The proximity of the American giant meant that Canada continually suffered the repercussions of the American economy and only partially succeeded in setting up and maintaining its own independent economic policy. The importance of the United States as a trading partner was the basis of the Free Trade Agreement (January 1988), which created a sort of regulated free market between Canada and the United States.

If the Free Trade Agreement was Mulroney’s workhorse in the November 1988 elections, that same theme was instead interpreted by Turner’s liberals and E. Broadbent’s neo-democrats as an open door to invasion. commercial, but also political, social and cultural of the American model.

The fear of the opponents of the Agreement is that the influence of the American model will lead Canada to lose those characteristics that distinguish him: the role of leader of the Francophonie (disputed to France) and of the Commonwealth (disputed to the United Kingdom), the defense of human rights and an ideal socially advanced multicultural society. On the international scene, this positive image of Canada has certainly contributed to the development of a community of Canadian scholars at university level (of “ Canadian studies ”) in over thirty countries, subject to investment by the government starting from since the mid-seventies.

The Canada of the seventies and eighties suffered the same economic difficulties as the rest of the western world.

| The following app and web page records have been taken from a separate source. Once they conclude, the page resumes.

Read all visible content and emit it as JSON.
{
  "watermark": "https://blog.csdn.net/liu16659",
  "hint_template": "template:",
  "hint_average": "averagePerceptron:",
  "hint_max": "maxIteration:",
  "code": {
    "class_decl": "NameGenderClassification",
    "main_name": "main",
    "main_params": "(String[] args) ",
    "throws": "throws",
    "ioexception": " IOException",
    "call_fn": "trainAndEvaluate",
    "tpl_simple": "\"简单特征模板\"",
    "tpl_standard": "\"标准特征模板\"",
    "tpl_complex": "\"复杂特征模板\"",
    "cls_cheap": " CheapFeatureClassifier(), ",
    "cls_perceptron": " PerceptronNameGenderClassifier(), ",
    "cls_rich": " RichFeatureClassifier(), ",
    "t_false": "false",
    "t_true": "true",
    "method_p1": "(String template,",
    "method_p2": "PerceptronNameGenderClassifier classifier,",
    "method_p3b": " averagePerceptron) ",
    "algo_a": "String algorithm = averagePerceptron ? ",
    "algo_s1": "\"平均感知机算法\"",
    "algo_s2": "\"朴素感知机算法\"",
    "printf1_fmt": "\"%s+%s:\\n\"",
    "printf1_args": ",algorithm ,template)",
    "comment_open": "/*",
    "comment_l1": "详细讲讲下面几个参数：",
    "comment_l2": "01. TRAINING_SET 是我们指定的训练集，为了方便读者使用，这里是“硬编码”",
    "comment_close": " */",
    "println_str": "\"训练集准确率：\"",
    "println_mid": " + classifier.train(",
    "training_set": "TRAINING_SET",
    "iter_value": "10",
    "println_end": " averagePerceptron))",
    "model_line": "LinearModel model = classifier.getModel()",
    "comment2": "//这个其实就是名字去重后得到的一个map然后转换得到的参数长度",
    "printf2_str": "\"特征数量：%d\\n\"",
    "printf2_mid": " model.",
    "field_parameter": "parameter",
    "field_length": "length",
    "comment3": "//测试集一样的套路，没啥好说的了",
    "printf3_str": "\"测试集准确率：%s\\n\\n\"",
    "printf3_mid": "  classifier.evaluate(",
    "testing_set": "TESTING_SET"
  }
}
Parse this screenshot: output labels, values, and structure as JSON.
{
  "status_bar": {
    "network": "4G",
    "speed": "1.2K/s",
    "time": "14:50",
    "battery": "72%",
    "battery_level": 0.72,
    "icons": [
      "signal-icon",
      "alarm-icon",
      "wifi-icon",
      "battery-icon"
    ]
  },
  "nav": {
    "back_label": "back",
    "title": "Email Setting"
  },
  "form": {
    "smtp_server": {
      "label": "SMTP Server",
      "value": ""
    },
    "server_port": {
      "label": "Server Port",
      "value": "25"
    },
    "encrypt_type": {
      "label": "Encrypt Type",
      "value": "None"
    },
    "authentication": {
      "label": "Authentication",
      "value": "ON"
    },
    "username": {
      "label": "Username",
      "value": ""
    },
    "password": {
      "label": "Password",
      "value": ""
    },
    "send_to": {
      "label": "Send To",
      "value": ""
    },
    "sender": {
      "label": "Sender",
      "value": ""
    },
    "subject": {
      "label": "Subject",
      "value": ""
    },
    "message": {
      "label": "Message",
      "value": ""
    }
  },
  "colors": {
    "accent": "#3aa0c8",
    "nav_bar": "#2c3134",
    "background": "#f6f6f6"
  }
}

While the population reached 25 million in 1985 (more than double compared to 1945), Canada suffered two oil crises (1973 and 1979), inflation (12.5% ​​in 1981), unemployment (almost 12% in 1983), the steep rise in prices in the real estate market of large cities. First of all, young people, women, and the original populations (Indians and Inuit) were affected. New immigrants from Europe (33%), Latin America (33%) and Africa and Asia (33%) were relatively little affected.

Trudeau’s National Energy Plan (1981) or the measures of his successors have had little success, while some grandiose works wanted by the provinces, such as the James Bay hydroelectric basin in Quebec (first phase completed in 1981), have not yet given all their fruits.

Canada from 1968 to 1988